___ Material shown

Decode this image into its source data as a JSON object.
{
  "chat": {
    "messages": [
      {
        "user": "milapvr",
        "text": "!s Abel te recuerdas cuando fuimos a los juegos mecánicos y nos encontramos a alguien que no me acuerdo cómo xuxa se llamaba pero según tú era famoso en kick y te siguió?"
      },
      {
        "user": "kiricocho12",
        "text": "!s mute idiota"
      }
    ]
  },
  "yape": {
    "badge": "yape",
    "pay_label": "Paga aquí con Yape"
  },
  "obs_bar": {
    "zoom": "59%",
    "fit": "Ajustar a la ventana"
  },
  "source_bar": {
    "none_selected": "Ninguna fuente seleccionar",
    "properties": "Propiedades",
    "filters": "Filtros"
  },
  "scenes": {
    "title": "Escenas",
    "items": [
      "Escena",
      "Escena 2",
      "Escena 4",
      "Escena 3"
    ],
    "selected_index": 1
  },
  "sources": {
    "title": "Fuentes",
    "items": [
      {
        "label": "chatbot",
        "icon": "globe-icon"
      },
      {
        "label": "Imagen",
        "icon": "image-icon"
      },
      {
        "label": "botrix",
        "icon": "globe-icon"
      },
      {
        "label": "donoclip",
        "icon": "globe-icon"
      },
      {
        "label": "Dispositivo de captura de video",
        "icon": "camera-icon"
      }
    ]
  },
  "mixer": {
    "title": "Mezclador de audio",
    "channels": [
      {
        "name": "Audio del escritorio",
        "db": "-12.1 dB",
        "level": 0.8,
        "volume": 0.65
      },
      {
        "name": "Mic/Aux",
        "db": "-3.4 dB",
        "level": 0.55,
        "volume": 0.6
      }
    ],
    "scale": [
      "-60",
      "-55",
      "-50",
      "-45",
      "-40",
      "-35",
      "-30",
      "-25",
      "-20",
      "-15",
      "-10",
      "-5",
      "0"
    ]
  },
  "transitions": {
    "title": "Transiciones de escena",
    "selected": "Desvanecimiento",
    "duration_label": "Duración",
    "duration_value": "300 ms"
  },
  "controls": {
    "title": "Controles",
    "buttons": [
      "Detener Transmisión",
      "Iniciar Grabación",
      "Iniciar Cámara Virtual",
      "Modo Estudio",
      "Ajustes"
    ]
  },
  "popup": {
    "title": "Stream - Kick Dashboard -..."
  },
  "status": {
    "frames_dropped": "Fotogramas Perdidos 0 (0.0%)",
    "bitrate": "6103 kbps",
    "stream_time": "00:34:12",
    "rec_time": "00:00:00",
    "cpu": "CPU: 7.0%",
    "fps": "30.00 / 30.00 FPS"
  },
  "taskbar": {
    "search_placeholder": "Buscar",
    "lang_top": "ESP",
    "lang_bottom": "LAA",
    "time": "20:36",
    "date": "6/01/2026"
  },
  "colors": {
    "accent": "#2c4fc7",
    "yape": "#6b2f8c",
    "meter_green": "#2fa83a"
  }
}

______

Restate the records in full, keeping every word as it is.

Decode this image into its source data as a JSON object.
{
  "chat": {
    "messages": [
      {
        "user": "milapvr",
        "text": "!s Abel te recuerdas cuando fuimos a los juegos mecánicos y nos encontramos a alguien que no me acuerdo cómo xuxa se llamaba pero según tú era famoso en kick y te siguió?"
      },
      {
        "user": "kiricocho12",
        "text": "!s mute idiota"
      }
    ]
  },
  "yape": {
    "badge": "yape",
    "pay_label": "Paga aquí con Yape"
  },
  "obs_bar": {
    "zoom": "59%",
    "fit": "Ajustar a la ventana"
  },
  "source_bar": {
    "none_selected": "Ninguna fuente seleccionar",
    "properties": "Propiedades",
    "filters": "Filtros"
  },
  "scenes": {
    "title": "Escenas",
    "items": [
      "Escena",
      "Escena 2",
      "Escena 4",
      "Escena 3"
    ],
    "selected_index": 1
  },
  "sources": {
    "title": "Fuentes",
    "items": [
      {
        "label": "chatbot",
        "icon": "globe-icon"
      },
      {
        "label": "Imagen",
        "icon": "image-icon"
      },
      {
        "label": "botrix",
        "icon": "globe-icon"
      },
      {
        "label": "donoclip",
        "icon": "globe-icon"
      },
      {
        "label": "Dispositivo de captura de video",
        "icon": "camera-icon"
      }
    ]
  },
  "mixer": {
    "title": "Mezclador de audio",
    "channels": [
      {
        "name": "Audio del escritorio",
        "db": "-12.1 dB",
        "level": 0.8,
        "volume": 0.65
      },
      {
        "name": "Mic/Aux",
        "db": "-3.4 dB",
        "level": 0.55,
        "volume": 0.6
      }
    ],
    "scale": [
      "-60",
      "-55",
      "-50",
      "-45",
      "-40",
      "-35",
      "-30",
      "-25",
      "-20",
      "-15",
      "-10",
      "-5",
      "0"
    ]
  },
  "transitions": {
    "title": "Transiciones de escena",
    "selected": "Desvanecimiento",
    "duration_label": "Duración",
    "duration_value": "300 ms"
  },
  "controls": {
    "title": "Controles",
    "buttons": [
      "Detener Transmisión",
      "Iniciar Grabación",
      "Iniciar Cámara Virtual",
      "Modo Estudio",
      "Ajustes"
    ]
  },
  "popup": {
    "title": "Stream - Kick Dashboard -..."
  },
  "status": {
    "frames_dropped": "Fotogramas Perdidos 0 (0.0%)",
    "bitrate": "6103 kbps",
    "stream_time": "00:34:12",
    "rec_time": "00:00:00",
    "cpu": "CPU: 7.0%",
    "fps": "30.00 / 30.00 FPS"
  },
  "taskbar": {
    "search_placeholder": "Buscar",
    "lang_top": "ESP",
    "lang_bottom": "LAA",
    "time": "20:36",
    "date": "6/01/2026"
  },
  "colors": {
    "accent": "#2c4fc7",
    "yape": "#6b2f8c",
    "meter_green": "#2fa83a"
  }
}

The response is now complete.